- Task description
A faithful copy of the listing below is needed, with its pictures left out.

BEGIN

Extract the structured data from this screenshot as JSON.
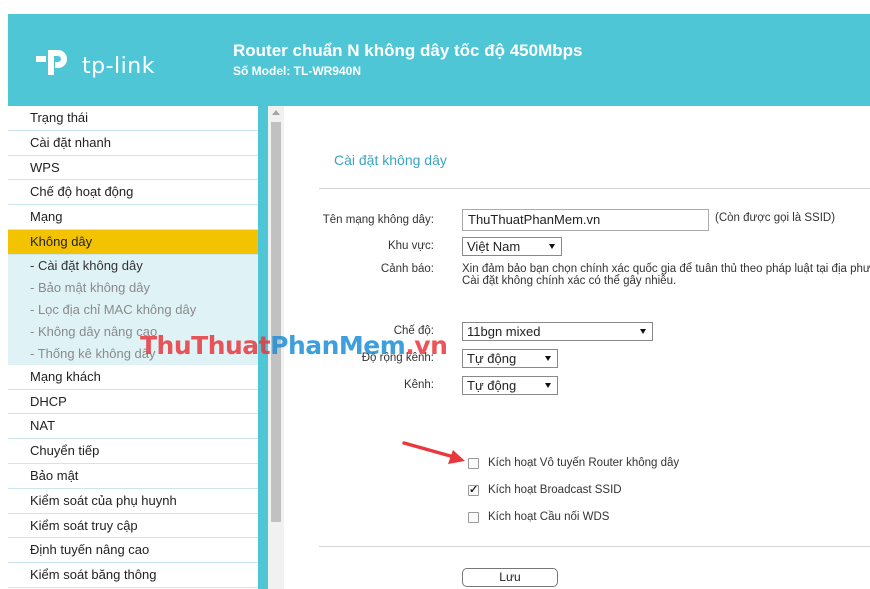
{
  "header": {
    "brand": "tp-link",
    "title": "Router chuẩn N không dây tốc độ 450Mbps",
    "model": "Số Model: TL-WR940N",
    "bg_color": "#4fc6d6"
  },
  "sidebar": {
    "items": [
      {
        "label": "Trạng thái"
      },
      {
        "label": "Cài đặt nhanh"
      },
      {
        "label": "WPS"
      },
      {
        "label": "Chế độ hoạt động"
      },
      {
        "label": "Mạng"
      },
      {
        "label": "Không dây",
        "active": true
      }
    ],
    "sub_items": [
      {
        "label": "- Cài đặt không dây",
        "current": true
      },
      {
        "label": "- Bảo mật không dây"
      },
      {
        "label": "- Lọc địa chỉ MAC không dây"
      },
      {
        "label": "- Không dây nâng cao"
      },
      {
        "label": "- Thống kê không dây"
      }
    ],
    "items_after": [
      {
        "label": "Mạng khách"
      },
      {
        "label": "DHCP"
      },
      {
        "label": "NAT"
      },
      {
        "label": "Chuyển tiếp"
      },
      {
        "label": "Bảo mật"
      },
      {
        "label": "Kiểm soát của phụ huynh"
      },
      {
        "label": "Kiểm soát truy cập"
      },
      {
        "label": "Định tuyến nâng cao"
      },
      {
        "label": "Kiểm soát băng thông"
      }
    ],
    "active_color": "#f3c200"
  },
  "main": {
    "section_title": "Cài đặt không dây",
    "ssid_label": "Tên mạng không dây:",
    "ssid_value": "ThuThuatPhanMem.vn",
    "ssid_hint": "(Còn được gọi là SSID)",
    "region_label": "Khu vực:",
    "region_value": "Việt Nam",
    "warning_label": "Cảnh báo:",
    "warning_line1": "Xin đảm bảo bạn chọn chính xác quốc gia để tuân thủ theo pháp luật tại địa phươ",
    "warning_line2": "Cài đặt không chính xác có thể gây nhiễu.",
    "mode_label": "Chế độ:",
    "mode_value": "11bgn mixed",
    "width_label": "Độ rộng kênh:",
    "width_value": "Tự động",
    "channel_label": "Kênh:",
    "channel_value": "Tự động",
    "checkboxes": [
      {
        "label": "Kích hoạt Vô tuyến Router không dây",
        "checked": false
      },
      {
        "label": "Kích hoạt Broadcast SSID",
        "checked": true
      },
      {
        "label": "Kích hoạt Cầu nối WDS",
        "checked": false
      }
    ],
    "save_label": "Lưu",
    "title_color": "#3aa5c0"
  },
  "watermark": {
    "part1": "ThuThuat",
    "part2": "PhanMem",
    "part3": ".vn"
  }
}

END

- Reply to the exercise
Extract the structured data from this screenshot as JSON.
{
  "header": {
    "brand": "tp-link",
    "title": "Router chuẩn N không dây tốc độ 450Mbps",
    "model": "Số Model: TL-WR940N",
    "bg_color": "#4fc6d6"
  },
  "sidebar": {
    "items": [
      {
        "label": "Trạng thái"
      },
      {
        "label": "Cài đặt nhanh"
      },
      {
        "label": "WPS"
      },
      {
        "label": "Chế độ hoạt động"
      },
      {
        "label": "Mạng"
      },
      {
        "label": "Không dây",
        "active": true
      }
    ],
    "sub_items": [
      {
        "label": "- Cài đặt không dây",
        "current": true
      },
      {
        "label": "- Bảo mật không dây"
      },
      {
        "label": "- Lọc địa chỉ MAC không dây"
      },
      {
        "label": "- Không dây nâng cao"
      },
      {
        "label": "- Thống kê không dây"
      }
    ],
    "items_after": [
      {
        "label": "Mạng khách"
      },
      {
        "label": "DHCP"
      },
      {
        "label": "NAT"
      },
      {
        "label": "Chuyển tiếp"
      },
      {
        "label": "Bảo mật"
      },
      {
        "label": "Kiểm soát của phụ huynh"
      },
      {
        "label": "Kiểm soát truy cập"
      },
      {
        "label": "Định tuyến nâng cao"
      },
      {
        "label": "Kiểm soát băng thông"
      }
    ],
    "active_color": "#f3c200"
  },
  "main": {
    "section_title": "Cài đặt không dây",
    "ssid_label": "Tên mạng không dây:",
    "ssid_value": "ThuThuatPhanMem.vn",
    "ssid_hint": "(Còn được gọi là SSID)",
    "region_label": "Khu vực:",
    "region_value": "Việt Nam",
    "warning_label": "Cảnh báo:",
    "warning_line1": "Xin đảm bảo bạn chọn chính xác quốc gia để tuân thủ theo pháp luật tại địa phươ",
    "warning_line2": "Cài đặt không chính xác có thể gây nhiễu.",
    "mode_label": "Chế độ:",
    "mode_value": "11bgn mixed",
    "width_label": "Độ rộng kênh:",
    "width_value": "Tự động",
    "channel_label": "Kênh:",
    "channel_value": "Tự động",
    "checkboxes": [
      {
        "label": "Kích hoạt Vô tuyến Router không dây",
        "checked": false
      },
      {
        "label": "Kích hoạt Broadcast SSID",
        "checked": true
      },
      {
        "label": "Kích hoạt Cầu nối WDS",
        "checked": false
      }
    ],
    "save_label": "Lưu",
    "title_color": "#3aa5c0"
  },
  "watermark": {
    "part1": "ThuThuat",
    "part2": "PhanMem",
    "part3": ".vn"
  }
}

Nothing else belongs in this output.